===== Information given =====
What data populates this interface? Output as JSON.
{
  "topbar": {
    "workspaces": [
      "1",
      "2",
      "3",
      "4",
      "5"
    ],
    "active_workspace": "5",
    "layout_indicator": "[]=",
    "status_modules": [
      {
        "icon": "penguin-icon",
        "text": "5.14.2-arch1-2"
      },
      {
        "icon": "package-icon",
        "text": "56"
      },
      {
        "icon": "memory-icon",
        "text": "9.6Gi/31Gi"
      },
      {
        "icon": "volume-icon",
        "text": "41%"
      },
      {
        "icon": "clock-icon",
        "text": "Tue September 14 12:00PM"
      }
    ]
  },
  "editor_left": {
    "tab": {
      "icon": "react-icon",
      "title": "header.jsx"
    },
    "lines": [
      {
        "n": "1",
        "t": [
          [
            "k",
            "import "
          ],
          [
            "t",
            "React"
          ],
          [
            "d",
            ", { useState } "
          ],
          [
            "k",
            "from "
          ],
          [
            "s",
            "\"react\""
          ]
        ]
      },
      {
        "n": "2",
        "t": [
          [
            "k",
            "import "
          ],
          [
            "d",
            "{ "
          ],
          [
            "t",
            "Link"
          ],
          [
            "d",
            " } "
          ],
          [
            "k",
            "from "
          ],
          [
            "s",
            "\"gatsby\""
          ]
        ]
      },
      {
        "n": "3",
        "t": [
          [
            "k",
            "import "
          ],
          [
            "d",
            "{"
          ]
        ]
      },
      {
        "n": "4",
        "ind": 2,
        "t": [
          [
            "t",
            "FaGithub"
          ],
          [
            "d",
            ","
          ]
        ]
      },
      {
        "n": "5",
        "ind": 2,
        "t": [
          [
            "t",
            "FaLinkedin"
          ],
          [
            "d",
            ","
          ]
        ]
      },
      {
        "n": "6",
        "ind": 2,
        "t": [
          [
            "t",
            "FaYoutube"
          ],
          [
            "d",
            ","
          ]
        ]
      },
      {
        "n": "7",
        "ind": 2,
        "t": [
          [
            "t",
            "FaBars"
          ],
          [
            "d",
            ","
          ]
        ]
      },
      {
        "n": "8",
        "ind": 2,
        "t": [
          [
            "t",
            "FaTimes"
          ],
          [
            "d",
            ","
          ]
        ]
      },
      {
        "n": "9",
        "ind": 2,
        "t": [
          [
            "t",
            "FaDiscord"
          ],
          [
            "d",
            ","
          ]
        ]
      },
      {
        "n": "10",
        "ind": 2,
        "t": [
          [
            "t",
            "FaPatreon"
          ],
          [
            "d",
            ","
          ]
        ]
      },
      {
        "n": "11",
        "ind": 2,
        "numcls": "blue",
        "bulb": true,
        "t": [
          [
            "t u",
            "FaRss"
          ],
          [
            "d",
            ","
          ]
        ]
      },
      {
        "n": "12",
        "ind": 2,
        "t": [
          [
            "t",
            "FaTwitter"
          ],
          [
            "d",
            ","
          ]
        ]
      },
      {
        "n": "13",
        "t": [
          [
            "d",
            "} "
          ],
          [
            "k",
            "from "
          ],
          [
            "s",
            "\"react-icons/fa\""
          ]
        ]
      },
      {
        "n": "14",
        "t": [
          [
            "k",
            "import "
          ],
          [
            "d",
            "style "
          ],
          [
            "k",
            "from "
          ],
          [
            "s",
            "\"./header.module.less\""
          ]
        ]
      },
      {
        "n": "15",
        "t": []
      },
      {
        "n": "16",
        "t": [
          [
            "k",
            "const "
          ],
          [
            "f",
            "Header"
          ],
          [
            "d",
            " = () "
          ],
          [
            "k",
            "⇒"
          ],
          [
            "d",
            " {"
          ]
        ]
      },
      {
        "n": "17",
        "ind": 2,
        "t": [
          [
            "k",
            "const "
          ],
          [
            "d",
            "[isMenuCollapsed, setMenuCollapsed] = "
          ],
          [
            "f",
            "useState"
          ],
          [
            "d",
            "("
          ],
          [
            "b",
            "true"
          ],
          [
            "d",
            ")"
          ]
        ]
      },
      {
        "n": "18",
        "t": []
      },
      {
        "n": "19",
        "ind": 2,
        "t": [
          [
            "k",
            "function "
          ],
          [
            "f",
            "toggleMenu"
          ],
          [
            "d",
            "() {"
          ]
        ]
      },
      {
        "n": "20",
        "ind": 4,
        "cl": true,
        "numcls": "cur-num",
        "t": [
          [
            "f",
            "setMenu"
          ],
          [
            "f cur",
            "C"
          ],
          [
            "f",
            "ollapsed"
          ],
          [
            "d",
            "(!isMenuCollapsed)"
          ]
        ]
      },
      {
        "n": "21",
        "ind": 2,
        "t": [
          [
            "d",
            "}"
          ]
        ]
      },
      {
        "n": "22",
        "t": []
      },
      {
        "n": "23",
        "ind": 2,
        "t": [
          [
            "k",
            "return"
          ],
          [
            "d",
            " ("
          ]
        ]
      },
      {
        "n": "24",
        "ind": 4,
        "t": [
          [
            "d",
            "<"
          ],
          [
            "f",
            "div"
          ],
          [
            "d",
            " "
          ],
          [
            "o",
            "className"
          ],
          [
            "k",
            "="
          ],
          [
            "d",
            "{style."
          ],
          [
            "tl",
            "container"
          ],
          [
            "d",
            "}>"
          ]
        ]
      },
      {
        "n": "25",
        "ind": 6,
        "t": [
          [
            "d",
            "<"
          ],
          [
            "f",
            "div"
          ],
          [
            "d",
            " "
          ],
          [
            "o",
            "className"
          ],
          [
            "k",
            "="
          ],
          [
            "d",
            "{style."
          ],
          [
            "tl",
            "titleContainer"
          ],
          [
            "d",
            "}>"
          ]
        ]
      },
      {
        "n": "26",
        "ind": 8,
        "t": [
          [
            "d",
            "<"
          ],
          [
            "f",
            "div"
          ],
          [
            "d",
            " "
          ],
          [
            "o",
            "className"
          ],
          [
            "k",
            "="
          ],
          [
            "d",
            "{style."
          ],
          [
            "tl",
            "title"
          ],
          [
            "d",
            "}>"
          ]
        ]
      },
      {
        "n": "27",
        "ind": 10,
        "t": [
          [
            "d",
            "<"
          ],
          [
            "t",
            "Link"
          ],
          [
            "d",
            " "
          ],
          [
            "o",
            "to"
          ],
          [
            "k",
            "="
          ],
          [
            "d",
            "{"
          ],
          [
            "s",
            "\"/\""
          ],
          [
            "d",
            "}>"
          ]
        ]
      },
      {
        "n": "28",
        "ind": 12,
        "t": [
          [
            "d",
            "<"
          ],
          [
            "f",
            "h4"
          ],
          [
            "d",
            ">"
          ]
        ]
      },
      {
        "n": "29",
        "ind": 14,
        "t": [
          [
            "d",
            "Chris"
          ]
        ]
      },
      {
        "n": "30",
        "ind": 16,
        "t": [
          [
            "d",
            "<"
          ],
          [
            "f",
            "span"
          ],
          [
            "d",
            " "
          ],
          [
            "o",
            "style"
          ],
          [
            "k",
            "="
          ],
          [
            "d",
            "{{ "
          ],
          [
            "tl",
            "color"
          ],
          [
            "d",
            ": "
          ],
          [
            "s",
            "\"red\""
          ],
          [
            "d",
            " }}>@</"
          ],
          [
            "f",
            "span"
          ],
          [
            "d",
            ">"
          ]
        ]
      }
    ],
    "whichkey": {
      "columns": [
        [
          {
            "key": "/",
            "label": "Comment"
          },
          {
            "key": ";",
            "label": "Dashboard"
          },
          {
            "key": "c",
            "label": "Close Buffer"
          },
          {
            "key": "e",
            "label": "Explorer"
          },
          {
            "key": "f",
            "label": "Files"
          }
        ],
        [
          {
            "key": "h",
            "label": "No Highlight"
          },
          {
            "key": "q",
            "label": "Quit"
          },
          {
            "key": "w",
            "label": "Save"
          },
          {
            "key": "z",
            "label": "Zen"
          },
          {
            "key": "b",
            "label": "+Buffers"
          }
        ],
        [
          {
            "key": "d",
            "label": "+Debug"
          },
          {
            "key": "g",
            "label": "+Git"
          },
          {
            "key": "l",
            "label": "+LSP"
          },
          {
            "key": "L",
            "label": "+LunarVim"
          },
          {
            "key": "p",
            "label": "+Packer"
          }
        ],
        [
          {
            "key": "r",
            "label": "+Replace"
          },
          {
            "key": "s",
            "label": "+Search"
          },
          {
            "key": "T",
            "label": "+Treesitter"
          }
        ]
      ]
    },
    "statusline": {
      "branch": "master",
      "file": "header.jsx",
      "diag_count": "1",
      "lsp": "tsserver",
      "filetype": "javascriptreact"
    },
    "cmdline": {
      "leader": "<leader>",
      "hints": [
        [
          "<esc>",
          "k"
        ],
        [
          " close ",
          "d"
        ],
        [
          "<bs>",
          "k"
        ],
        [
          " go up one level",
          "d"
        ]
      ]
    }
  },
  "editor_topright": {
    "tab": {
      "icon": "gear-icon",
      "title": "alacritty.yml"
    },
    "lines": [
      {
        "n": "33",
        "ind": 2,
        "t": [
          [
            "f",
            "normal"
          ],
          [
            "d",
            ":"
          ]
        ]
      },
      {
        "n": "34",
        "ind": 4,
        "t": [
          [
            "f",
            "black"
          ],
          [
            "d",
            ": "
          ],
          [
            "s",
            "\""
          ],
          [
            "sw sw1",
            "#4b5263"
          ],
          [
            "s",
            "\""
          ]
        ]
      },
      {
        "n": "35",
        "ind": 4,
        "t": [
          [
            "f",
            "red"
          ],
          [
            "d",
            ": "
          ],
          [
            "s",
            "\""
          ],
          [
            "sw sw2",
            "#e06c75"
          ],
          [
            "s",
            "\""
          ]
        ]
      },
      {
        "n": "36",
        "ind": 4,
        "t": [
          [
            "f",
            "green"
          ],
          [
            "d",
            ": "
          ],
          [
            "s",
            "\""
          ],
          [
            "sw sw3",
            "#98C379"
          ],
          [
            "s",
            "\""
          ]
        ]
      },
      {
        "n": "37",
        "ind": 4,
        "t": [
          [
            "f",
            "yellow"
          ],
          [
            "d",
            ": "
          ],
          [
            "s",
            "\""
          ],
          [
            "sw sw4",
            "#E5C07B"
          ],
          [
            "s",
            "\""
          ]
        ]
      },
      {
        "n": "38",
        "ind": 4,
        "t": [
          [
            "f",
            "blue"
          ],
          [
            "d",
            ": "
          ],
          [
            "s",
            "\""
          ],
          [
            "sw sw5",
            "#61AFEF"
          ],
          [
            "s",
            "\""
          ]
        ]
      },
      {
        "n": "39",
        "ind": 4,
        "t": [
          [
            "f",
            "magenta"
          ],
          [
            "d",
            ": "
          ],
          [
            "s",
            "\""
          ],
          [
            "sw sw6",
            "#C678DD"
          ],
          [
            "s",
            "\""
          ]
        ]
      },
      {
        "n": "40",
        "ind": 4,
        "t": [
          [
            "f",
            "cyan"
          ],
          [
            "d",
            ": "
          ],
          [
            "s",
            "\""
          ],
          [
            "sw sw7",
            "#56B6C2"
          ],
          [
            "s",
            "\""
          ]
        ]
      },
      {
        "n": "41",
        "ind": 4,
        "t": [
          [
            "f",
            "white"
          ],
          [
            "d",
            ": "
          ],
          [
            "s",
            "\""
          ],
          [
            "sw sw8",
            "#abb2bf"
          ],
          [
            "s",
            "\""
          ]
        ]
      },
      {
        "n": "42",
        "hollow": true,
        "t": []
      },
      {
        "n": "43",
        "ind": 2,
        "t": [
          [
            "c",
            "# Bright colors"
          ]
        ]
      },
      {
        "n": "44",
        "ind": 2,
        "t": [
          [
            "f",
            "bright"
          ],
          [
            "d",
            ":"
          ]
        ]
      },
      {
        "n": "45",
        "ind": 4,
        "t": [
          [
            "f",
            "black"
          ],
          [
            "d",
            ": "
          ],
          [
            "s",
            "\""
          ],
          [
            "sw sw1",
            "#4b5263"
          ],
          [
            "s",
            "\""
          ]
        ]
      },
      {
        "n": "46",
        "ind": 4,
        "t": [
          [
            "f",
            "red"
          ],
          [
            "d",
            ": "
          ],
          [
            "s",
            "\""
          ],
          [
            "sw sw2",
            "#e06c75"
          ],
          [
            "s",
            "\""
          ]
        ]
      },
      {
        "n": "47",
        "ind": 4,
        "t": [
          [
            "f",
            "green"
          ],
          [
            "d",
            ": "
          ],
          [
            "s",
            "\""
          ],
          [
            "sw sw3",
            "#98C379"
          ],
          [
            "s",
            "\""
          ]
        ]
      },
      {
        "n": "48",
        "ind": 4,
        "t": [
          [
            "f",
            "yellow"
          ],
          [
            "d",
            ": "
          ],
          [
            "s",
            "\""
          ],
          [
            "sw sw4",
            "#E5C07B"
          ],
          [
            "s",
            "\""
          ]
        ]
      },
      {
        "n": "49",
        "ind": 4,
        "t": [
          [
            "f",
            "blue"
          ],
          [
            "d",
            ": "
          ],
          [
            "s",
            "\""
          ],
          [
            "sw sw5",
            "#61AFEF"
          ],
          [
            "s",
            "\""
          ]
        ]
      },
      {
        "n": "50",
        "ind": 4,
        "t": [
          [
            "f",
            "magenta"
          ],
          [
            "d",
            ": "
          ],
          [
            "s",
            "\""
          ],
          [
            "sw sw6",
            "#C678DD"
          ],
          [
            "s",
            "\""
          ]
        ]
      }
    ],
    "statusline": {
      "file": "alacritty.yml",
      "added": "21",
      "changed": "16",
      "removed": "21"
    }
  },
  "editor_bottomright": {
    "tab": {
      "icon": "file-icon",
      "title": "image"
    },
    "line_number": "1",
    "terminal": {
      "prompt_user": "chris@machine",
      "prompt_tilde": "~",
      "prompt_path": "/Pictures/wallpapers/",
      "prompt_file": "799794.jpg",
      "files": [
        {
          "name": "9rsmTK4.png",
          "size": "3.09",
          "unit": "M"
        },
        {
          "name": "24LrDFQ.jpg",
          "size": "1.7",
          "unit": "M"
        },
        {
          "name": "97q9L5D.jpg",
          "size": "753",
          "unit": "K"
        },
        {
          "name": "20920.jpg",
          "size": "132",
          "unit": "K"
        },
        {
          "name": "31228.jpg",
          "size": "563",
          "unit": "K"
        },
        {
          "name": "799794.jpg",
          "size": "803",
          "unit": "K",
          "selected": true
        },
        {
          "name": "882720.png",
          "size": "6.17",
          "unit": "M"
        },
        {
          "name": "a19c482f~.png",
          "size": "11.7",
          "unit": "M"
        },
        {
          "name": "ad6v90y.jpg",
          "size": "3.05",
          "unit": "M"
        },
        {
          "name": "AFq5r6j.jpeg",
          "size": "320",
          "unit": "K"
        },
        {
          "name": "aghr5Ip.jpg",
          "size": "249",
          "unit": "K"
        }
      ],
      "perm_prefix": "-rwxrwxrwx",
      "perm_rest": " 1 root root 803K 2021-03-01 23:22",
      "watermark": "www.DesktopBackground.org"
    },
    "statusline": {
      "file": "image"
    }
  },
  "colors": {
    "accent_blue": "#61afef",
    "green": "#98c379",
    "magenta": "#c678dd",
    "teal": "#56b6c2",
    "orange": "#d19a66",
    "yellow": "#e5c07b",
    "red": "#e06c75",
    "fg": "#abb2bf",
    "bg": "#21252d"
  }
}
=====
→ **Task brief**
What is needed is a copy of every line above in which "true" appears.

→ **Answer for the task**
        "bulb": true,
            "true"
        "cl": true,
        "hollow": true,
          "selected": true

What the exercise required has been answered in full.